we open or close our minds right now.”
Growing up immersed in a society that is highly judgmental, most of us have been deeply conditioned to experience our lives in terms of good/bad, right/wrong, should be/shouldn't be. In fact, our ego sense, with its perceived separation and isolation from "the other" is maintained by the thoughts, opinions, and various mind states that emerge from this conditioning. Even in its mild form of liking/disliking, Judgment Mind can generate thoughts and feelings that serve to separate us from the peaceful, calm, and caring Presence we have access to in every moment.
Instead, what emerged was a relaxed, open, clear, warm, expansive quality of consciousness, -- and a sense of wonder. A boundless sense peace and a warm-hearted appreciation permeated my breath and body.
2. Examine your own approach to Practice.
Don't set up your own "mine field" of unrealistic expectations. We are literally creatures of habit. Our conditioned patterns were set in place long ago. Much of who we think we are is just a habit.
Patience and Persistence are both the means -- and the ends -- of Practice. There is a quality of consciousness accessible to all, experienced by most of us already in special moments (oftentimes without noticing it). Cultivating a more consistent connection to that aspect of mind will take commitment, time, and what one of my teachers called "effortless effort".

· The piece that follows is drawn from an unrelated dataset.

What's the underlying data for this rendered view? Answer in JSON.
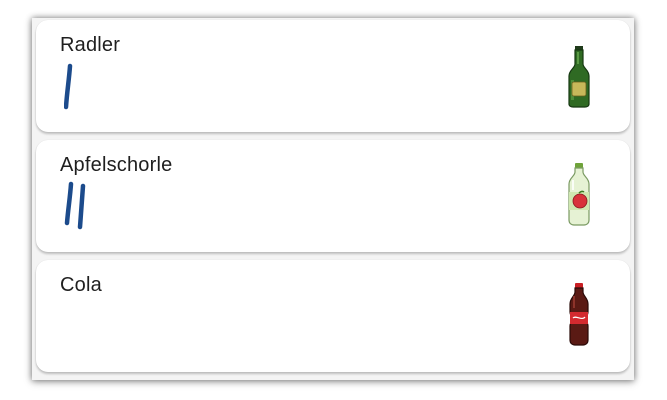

Relax -- and keep Practicing.
3. Just Take Notice.
The "noting practice" taught by various schools of Buddhism as part of Shamatha Meditation can be a useful means of identifying and releasing moments of Judgment Mind. Generally used in conjunction with Mindfulness of Breathing, this technique calls for us to make the mental note "thinking" when we notice that our attention has been drawn from a primary focus on the sensation of breathing into the realm of thought.
Noticing the quality of
that mental note, your inner monologue's "tone of voice", can indicate
the presence of
Judgment Mind. Is the voice (or voices) harsh, carping, frustrated, whinny? If so, take
the opportunity to pause and take a deep breath -- and perhaps note the flavor of that energy, then simply repeat the
note, "thinking"with greater kindness and compassion for yourself --
and all sentient beings.
The Bottom Line?
Thankfully, we have the capacity to determine, in part, the nature of that change. Every day is Judgment Day -- or not. With Practice, we do have a choice in the matter -- moment to moment.
The bottom line?
We don't have to stay stuck in the same conditioned rut. Instead, Life can be a Groove!